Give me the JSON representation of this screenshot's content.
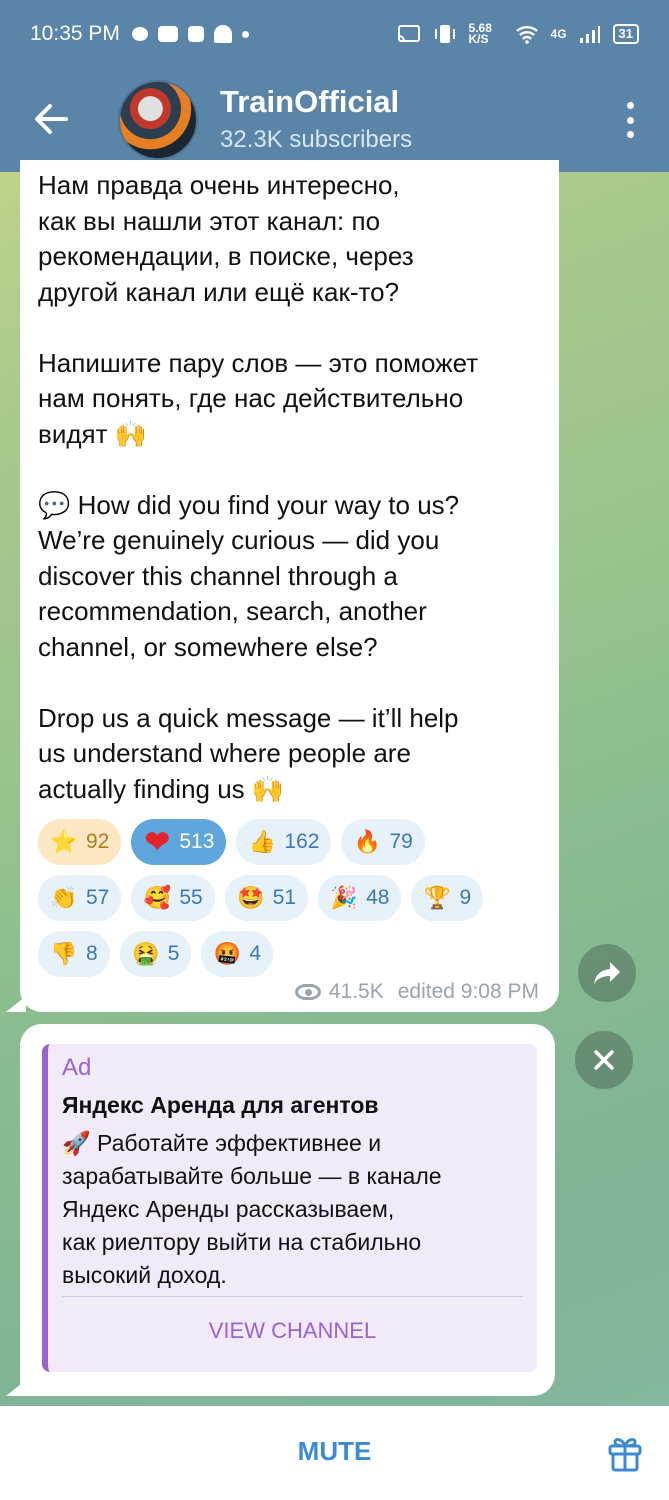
{
  "status_bar": {
    "time": "10:35 PM",
    "speed": "5.68 K/S",
    "network": "4G",
    "battery": "31"
  },
  "header": {
    "title": "TrainOfficial",
    "subtitle": "32.3K subscribers",
    "back_icon": "arrow-left-icon",
    "menu_icon": "more-vertical-icon"
  },
  "message": {
    "text": "Нам правда очень интересно,\nкак вы нашли этот канал: по\nрекомендации, в поиске, через\nдругой канал или ещё как-то?\n\nНапишите пару слов — это поможет\nнам понять, где нас действительно\nвидят 🙌\n\n💬 How did you find your way to us?\nWe’re genuinely curious — did you\ndiscover this channel through a\nrecommendation, search, another\nchannel, or somewhere else?\n\nDrop us a quick message — it’ll help\nus understand where people are\nactually finding us 🙌",
    "reactions": [
      {
        "emoji": "⭐",
        "count": "92"
      },
      {
        "emoji": "❤",
        "count": "513"
      },
      {
        "emoji": "👍",
        "count": "162"
      },
      {
        "emoji": "🔥",
        "count": "79"
      },
      {
        "emoji": "👏",
        "count": "57"
      },
      {
        "emoji": "🥰",
        "count": "55"
      },
      {
        "emoji": "🤩",
        "count": "51"
      },
      {
        "emoji": "🎉",
        "count": "48"
      },
      {
        "emoji": "🏆",
        "count": "9"
      },
      {
        "emoji": "👎",
        "count": "8"
      },
      {
        "emoji": "🤮",
        "count": "5"
      },
      {
        "emoji": "🤬",
        "count": "4"
      }
    ],
    "views": "41.5K",
    "edited": "edited 9:08 PM"
  },
  "ad": {
    "label": "Ad",
    "title": "Яндекс Аренда для агентов",
    "body": "🚀 Работайте эффективнее и\nзарабатывайте больше — в канале\nЯндекс Аренды рассказываем,\nкак риелтору выйти на стабильно\nвысокий доход.",
    "cta": "VIEW CHANNEL"
  },
  "bottom": {
    "mute": "MUTE"
  },
  "colors": {
    "header": "#5a85a9",
    "accent": "#3d8ad4",
    "ad_accent": "#9b63d1"
  }
}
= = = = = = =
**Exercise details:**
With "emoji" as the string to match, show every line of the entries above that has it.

**Answer for the task:**
        "emoji": "⭐",
        "emoji": "❤",
        "emoji": "👍",
        "emoji": "🔥",
        "emoji": "👏",
        "emoji": "🥰",
        "emoji": "🤩",
        "emoji": "🎉",
        "emoji": "🏆",
        "emoji": "👎",
        "emoji": "🤮",
        "emoji": "🤬",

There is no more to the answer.